| What is being asked |
With nothing added or dropped, copy the data that follows exactly.

▼

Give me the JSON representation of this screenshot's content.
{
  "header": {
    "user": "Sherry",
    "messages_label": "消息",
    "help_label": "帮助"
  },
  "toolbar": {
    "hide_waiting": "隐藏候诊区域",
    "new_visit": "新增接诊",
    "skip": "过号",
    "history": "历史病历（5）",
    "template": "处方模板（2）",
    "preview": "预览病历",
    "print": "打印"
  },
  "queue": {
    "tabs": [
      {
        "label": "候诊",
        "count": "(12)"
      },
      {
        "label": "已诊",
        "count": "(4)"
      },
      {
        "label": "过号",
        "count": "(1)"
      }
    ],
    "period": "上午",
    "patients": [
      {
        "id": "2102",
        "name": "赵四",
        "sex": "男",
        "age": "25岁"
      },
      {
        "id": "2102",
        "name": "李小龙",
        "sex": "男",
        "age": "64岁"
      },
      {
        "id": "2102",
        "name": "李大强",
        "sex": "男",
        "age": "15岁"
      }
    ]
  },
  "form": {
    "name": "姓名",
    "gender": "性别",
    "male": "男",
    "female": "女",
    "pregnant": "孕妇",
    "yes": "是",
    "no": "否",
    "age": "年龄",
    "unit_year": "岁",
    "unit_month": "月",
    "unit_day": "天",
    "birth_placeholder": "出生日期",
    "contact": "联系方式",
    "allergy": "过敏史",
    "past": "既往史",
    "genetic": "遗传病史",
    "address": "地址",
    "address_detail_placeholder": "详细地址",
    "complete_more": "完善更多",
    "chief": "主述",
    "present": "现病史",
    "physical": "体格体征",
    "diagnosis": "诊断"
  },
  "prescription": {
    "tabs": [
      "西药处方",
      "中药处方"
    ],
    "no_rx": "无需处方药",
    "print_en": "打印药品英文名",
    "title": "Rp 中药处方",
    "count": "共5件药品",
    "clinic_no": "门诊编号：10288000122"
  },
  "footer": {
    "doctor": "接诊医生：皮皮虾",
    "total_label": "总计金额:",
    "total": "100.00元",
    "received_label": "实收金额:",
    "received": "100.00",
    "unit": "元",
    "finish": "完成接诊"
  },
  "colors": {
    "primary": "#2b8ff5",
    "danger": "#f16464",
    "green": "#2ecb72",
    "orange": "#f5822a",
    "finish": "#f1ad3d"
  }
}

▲

| Task response |
Give me the JSON representation of this screenshot's content.
{
  "header": {
    "user": "Sherry",
    "messages_label": "消息",
    "help_label": "帮助"
  },
  "toolbar": {
    "hide_waiting": "隐藏候诊区域",
    "new_visit": "新增接诊",
    "skip": "过号",
    "history": "历史病历（5）",
    "template": "处方模板（2）",
    "preview": "预览病历",
    "print": "打印"
  },
  "queue": {
    "tabs": [
      {
        "label": "候诊",
        "count": "(12)"
      },
      {
        "label": "已诊",
        "count": "(4)"
      },
      {
        "label": "过号",
        "count": "(1)"
      }
    ],
    "period": "上午",
    "patients": [
      {
        "id": "2102",
        "name": "赵四",
        "sex": "男",
        "age": "25岁"
      },
      {
        "id": "2102",
        "name": "李小龙",
        "sex": "男",
        "age": "64岁"
      },
      {
        "id": "2102",
        "name": "李大强",
        "sex": "男",
        "age": "15岁"
      }
    ]
  },
  "form": {
    "name": "姓名",
    "gender": "性别",
    "male": "男",
    "female": "女",
    "pregnant": "孕妇",
    "yes": "是",
    "no": "否",
    "age": "年龄",
    "unit_year": "岁",
    "unit_month": "月",
    "unit_day": "天",
    "birth_placeholder": "出生日期",
    "contact": "联系方式",
    "allergy": "过敏史",
    "past": "既往史",
    "genetic": "遗传病史",
    "address": "地址",
    "address_detail_placeholder": "详细地址",
    "complete_more": "完善更多",
    "chief": "主述",
    "present": "现病史",
    "physical": "体格体征",
    "diagnosis": "诊断"
  },
  "prescription": {
    "tabs": [
      "西药处方",
      "中药处方"
    ],
    "no_rx": "无需处方药",
    "print_en": "打印药品英文名",
    "title": "Rp 中药处方",
    "count": "共5件药品",
    "clinic_no": "门诊编号：10288000122"
  },
  "footer": {
    "doctor": "接诊医生：皮皮虾",
    "total_label": "总计金额:",
    "total": "100.00元",
    "received_label": "实收金额:",
    "received": "100.00",
    "unit": "元",
    "finish": "完成接诊"
  },
  "colors": {
    "primary": "#2b8ff5",
    "danger": "#f16464",
    "green": "#2ecb72",
    "orange": "#f5822a",
    "finish": "#f1ad3d"
  }
}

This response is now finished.